By its nature, a business plan requires you to project how events will turn out in the future. If the assumptions on which you base your planning are sound, the results of your operations may be very close to what you predicted. Over time, however, small deviations add up, and a plan that accurately predicted how your first few months would turn out will become increasingly inaccurate.
When you hear an extended weather report, you know that the predictions for today and tonight are more likely to be accurate than the five-day forecast. Similarly, many of the variables that can affect businesses in general or your business in particular aren’t easily predicted. The value of the dollar compared to foreign currencies, interest rates, and many other factors that can affect a business’s profitability change constantly. There are no guarantees. So how far out do you plan?
The answer is: it depends. For example, there were no doubt hundreds of aspiring entrepreneurs in Atlanta who figured out a way to profit from the Olympic Games. Some of these businesses came into being, operated, and shut down in less than a year, as one-time opportunities. On the other hand, some businesses may spend months or years in a product development stage before any sales activities begin. A software business may expend tremendous amounts of money and time developing a product, with the expectation that the product will be sold, and upgraded, for a number of years to come. Obviously, the planning horizon for the software business would be far longer than a business designed around the Olympics.
As a general rule, for an “average” business, a five-year plan is a reasonable starting point. But that doesn’t mean mapping out, month-by-month, or week-by-week, what is going to happen over the next 60 months. The level of detail will drop as your plan covers periods further into the future. The cash flows that are tracked weekly or monthly during the first year of operation may be projected by quarter in the second year, and annually in the third through fifth years. Just how this transition from detail to the big picture is managed will depend on your specific business.

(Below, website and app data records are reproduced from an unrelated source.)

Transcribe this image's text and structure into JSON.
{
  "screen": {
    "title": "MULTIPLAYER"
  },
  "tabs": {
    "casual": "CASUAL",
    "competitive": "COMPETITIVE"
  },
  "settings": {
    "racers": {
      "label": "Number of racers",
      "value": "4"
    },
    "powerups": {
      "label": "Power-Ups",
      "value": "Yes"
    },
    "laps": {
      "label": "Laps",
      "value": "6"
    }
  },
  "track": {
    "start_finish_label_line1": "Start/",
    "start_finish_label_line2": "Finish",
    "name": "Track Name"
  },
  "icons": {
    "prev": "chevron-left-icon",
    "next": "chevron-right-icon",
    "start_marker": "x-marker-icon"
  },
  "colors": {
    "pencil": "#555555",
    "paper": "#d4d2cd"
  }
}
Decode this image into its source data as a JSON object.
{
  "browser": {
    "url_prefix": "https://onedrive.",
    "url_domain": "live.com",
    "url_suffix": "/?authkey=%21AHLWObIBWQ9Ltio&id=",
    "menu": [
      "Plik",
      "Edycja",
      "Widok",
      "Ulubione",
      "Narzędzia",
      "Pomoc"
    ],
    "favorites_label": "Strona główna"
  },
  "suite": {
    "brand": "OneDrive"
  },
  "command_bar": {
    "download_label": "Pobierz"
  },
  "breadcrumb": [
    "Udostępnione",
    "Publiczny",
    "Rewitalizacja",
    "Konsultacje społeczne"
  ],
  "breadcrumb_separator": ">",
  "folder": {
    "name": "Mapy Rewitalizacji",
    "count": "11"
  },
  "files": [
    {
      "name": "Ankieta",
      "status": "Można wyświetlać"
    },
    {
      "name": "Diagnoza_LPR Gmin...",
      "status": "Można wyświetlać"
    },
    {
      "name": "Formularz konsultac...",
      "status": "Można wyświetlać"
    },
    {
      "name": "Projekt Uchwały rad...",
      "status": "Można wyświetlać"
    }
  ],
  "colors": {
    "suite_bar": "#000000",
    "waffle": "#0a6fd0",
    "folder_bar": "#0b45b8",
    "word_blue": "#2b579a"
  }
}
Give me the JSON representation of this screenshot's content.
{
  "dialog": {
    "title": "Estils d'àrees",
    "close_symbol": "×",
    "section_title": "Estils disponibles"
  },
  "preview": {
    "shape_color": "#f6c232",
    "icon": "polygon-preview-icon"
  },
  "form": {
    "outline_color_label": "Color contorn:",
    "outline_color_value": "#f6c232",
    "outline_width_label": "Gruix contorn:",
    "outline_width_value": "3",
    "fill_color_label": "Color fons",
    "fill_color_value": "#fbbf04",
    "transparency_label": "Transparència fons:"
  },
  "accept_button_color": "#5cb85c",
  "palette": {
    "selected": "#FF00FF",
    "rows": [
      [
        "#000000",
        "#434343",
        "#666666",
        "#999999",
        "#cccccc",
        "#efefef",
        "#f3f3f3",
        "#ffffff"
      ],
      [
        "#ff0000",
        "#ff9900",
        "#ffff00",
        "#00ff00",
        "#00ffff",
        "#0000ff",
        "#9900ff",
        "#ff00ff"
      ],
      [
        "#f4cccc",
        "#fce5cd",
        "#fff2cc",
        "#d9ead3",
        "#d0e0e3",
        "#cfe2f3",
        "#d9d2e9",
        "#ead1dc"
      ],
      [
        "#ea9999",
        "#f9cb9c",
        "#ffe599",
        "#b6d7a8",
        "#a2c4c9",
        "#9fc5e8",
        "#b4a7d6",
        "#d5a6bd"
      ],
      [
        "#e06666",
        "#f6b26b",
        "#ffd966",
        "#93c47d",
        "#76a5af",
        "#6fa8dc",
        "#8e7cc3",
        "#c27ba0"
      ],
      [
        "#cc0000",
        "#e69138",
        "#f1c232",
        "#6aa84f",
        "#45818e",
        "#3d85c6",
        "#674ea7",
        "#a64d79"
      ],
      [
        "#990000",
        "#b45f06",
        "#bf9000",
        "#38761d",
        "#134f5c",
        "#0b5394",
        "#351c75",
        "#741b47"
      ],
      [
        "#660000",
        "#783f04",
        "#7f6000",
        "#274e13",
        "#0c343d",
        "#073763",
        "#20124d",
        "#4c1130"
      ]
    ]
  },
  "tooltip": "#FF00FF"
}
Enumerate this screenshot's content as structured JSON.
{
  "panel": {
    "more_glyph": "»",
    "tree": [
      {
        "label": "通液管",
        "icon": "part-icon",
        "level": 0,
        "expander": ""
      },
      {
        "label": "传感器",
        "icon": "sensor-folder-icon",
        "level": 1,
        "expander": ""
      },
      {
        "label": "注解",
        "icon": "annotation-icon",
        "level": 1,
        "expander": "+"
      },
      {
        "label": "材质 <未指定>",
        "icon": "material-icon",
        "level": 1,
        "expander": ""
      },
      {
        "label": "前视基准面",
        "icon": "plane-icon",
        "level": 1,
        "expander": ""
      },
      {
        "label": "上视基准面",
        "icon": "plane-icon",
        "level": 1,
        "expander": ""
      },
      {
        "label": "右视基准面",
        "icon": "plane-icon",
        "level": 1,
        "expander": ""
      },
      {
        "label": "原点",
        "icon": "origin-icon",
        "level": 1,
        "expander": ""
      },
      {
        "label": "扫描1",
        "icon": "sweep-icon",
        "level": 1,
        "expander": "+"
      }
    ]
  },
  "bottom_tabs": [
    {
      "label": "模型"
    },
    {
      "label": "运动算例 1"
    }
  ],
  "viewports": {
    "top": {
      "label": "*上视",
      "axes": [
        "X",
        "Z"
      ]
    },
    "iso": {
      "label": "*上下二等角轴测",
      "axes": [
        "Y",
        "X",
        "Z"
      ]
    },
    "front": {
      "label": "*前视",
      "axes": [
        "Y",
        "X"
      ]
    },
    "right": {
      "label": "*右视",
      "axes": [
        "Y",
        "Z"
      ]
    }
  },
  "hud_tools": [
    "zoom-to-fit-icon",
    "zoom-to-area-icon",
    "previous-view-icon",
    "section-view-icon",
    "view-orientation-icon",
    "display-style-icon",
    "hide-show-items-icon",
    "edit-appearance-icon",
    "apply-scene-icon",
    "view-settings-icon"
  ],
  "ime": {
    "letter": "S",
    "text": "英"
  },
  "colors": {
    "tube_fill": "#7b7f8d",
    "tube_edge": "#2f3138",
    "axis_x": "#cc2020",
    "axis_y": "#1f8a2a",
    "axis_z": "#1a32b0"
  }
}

Predicting your sales, costs of goods, or what the prevailing wage rates will be one, two or five years down the road is no easy matter. Obviously, the assumptions relating to the very near future are more likely to be accurate than those relating to periods further out. For example, if interest rates have held reasonably steady for the past six months, assuming that it won’t double or halve in the next month is a fairly safe bet. But you would be much less certain where the rates might be in 12 or 24 months.
Example: If you’re a consultant, and you tend to work on one or two projects at a time, it will be extremely difficult to plan out beyond the job or jobs you’re currently working on, plus perhaps a few more. This may not take you through a five-year planning period. But it doesn’t foreclose making rough estimates for the later periods.
You’ll also want to consider how often you’ll be updating your plan. For example, if you’re planning to update every year, you’ll probably want to have at least 13 months of detailed projections in your plan, so that if circumstances knock you off of your schedule you’ll still have a month’s worth of information while you develop next year’s plan.